Ghostery is available here for free:

You can also visit the CNIL web site for instructions on how to configure your browser to manage cookie storage on your device.

In the case of third-party advertising cookies, you can also visit the following site:, offered by digital advertising professionals within the European Digital Advertising Alliance (EDAA). From the site, you can deny or accept the cookies used by advertising professionals who are members.

It is also possible to block certain third-party cookies directly via publishers:

Cookie type

Means of blocking

Analytical and performance cookies

Google Analytics

Targeted advertising cookies


The following types of cookies may be used on our websites:

Mandatory cookies

Functional cookies

Social media and advertising cookies

These cookies are needed to ensure the proper functioning of the site and cannot be disabled. They help ensure a secure connection and the basic availability of our website.

These cookies allow us to analyse site use in order to measure and optimise performance. They allow us to store your sign-in information and display the different components of our website in a more coherent way.

These cookies are used by advertising agencies such as Google and by social media sites such as LinkedIn and Facebook. Among other things, they allow pages to be shared on social media, the posting of comments, and the publication (on our site or elsewhere) of ads that reflect your centres of interest.

Our EZPublish content management system (CMS) uses CAS and PHP session cookies and the New Relic cookie for monitoring purposes (IP, response times).

These cookies are deleted at the end of the browsing session (when you log off or close your browser window)

Our EZPublish content management system (CMS) uses the XiTi cookie to measure traffic. Our service provider is AT Internet. This company stores data (IPs, date and time of access, length of the visit and pages viewed) for six months.

Our EZPublish content management system (CMS) does not use this type of cookie.

For more information about the cookies we use, contact INRA’s Data Protection Officer by email at or by post at:

24, chemin de Borde Rouge –Auzeville – CS52627
31326 Castanet Tolosan CEDEX - France

Dernière mise à jour : Mai 2018

Menu Logo Principal

Home page

Yearly methane emissions of digestive origin by cattle in France. Variations with type and level of production

INRA Prod. Anim., 8 (4), 265-272.


INRA Laboratoire Croissance et Métabolismes des Herbivores, Theix 63122 St-Genès Champanelle


Ruminants are sometimes accused of contributing greatly to the greenhouse effect due to their methane production of digestive origin. Daily methane emissions of most types of cattle were determined using respiration chambers. Animal methane emissions of digestive origin by dairy and beef cattle in France were calculated taking into account the various types and levels of animal production, variations in feeding regimen along the year and the number of bovines in each category in 1993.

Yearly methane emission by a dairy cow ranges from 140 to 160 m3 for milk yields ranging from 3400 to 6500 kg per year.

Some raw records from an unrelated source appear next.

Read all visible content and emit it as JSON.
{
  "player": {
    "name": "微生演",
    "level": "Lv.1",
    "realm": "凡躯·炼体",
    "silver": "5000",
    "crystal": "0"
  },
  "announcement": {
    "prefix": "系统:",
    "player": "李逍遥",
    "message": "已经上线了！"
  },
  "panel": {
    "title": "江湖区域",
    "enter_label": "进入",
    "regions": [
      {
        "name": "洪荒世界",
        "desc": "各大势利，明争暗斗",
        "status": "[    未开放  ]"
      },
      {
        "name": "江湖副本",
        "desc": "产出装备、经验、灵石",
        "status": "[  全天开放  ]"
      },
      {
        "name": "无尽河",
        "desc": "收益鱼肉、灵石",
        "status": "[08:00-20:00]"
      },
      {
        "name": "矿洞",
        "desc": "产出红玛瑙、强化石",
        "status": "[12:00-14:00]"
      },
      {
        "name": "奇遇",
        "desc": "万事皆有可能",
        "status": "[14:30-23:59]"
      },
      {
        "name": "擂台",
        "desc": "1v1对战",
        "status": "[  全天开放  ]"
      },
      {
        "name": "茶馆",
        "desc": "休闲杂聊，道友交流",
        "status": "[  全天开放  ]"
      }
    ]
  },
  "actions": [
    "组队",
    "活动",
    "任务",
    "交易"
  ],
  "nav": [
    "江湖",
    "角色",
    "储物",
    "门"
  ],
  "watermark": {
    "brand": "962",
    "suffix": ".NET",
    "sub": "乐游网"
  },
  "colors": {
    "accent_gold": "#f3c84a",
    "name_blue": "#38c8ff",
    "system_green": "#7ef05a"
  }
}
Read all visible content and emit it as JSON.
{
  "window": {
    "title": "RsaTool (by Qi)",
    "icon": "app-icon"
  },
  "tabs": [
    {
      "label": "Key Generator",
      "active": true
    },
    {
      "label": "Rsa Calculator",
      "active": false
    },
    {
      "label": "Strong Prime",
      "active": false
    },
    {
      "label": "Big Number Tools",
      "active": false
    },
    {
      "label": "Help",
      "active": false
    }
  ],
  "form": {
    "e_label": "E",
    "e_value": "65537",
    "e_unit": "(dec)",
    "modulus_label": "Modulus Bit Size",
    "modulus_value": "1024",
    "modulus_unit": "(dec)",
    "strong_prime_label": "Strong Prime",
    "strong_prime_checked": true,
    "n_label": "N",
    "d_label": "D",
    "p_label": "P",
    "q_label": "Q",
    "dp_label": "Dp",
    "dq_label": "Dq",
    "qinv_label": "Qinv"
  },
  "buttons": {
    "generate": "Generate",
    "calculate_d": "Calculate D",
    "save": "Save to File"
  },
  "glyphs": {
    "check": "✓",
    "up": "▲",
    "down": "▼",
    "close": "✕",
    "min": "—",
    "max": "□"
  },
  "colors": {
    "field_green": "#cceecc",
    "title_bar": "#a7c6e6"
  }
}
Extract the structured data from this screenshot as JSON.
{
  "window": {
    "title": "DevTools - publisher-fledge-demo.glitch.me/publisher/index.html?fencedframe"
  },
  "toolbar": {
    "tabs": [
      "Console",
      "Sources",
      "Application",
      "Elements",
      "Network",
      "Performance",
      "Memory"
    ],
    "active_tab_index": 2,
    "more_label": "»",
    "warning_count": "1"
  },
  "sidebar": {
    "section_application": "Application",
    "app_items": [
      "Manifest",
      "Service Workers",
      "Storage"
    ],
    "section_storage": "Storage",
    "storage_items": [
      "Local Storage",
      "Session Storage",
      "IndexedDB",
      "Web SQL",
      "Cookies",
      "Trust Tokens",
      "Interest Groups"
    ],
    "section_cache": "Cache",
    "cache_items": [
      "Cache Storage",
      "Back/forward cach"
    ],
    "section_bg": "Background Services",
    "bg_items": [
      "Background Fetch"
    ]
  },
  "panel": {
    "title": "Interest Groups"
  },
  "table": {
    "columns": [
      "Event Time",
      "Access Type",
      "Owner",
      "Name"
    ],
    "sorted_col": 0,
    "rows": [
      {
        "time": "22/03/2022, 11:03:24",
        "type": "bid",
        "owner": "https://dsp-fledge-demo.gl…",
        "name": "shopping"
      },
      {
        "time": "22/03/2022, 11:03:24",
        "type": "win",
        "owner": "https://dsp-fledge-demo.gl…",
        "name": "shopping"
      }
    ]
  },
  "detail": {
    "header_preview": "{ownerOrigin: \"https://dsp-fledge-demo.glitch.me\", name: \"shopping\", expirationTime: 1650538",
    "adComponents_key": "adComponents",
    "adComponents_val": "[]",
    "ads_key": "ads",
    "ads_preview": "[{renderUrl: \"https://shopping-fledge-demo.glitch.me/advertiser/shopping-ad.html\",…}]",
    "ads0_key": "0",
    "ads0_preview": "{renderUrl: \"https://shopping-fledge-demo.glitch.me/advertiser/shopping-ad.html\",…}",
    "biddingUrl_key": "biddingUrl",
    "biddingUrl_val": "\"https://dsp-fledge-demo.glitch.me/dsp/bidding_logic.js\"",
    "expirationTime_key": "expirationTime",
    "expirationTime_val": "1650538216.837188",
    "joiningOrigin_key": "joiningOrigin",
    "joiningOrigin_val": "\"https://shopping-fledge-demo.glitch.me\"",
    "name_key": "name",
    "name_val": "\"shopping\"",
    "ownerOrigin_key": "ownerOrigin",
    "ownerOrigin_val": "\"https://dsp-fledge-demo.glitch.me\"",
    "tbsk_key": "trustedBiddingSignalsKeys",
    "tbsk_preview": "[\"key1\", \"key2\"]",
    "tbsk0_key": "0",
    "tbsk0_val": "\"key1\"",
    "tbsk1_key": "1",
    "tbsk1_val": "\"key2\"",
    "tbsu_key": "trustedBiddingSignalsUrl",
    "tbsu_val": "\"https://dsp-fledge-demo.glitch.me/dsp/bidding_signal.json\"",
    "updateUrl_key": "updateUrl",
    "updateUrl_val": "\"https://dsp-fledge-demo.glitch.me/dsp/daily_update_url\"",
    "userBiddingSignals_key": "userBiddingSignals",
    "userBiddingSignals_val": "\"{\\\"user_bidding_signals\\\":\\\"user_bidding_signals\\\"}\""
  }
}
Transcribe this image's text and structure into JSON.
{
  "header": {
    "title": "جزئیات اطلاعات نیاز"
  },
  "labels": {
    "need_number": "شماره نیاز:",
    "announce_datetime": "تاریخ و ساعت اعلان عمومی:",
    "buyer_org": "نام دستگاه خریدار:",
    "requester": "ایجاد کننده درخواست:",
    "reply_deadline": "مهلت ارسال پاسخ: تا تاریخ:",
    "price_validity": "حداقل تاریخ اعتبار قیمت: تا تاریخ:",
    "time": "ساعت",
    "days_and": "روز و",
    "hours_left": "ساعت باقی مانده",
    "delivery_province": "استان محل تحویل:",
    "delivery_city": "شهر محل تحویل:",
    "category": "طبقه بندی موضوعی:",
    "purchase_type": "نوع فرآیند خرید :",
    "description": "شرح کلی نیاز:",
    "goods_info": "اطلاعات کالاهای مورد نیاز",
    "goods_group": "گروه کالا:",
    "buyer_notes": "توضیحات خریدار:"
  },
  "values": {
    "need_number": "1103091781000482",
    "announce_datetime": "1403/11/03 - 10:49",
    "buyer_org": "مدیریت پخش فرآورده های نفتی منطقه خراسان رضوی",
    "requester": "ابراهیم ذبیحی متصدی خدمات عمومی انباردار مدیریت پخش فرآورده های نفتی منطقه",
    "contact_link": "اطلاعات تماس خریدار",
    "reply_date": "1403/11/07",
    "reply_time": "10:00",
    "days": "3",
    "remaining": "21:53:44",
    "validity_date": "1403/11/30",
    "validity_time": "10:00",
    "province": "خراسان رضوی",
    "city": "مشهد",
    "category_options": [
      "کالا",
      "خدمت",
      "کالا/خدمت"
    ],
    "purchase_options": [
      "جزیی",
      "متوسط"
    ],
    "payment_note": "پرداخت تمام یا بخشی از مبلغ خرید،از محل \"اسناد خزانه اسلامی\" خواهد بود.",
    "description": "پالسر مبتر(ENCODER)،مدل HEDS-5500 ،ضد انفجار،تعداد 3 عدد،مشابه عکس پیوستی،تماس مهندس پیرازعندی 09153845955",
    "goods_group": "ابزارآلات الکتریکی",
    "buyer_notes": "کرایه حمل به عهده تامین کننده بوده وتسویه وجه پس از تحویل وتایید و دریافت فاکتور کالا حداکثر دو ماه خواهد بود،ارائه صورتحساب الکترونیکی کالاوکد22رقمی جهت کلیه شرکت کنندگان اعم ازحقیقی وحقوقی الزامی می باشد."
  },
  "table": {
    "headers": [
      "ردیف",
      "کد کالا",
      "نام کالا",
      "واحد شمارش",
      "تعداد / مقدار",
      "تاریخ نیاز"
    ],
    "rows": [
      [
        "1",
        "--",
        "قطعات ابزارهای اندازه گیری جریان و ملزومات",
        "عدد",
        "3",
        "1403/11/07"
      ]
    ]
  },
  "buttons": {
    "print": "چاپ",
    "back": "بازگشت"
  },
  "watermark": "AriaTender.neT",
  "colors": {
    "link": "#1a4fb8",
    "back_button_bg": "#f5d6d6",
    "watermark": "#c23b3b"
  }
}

Methane production decreases from 41 to 25 l/kg milk for the same range of milk yield. Yearly methane emission averages 120 m3 for a beef cow. It ranges from 56 to 78 m3 for growing dairy or beef cattle depending on type of production and growth rate. However, methane emission per kg carcass produced decreases when body weight gain increases. It ranges from 0.32 to 0.49 m3/kg for dairy cattle and from 0.58 to 1.04 m3/kg for beef cattle when the methane production of the dam over one year is included.

Total methane emissions by cattle in France were about 1.86 109 m3 in 1993, of which 38 % was produced by 4.6 million dairy cows, 6 % by dairy heifers (future breeding herd), 26 % by 4.0 million beef cows, 7 % by beef heifers (future breeding herd) and 23 % by 6.6 million growing cattle destined to meat production. Various means for reducing methane emissions by cattle and other sources are discussed.

Download documents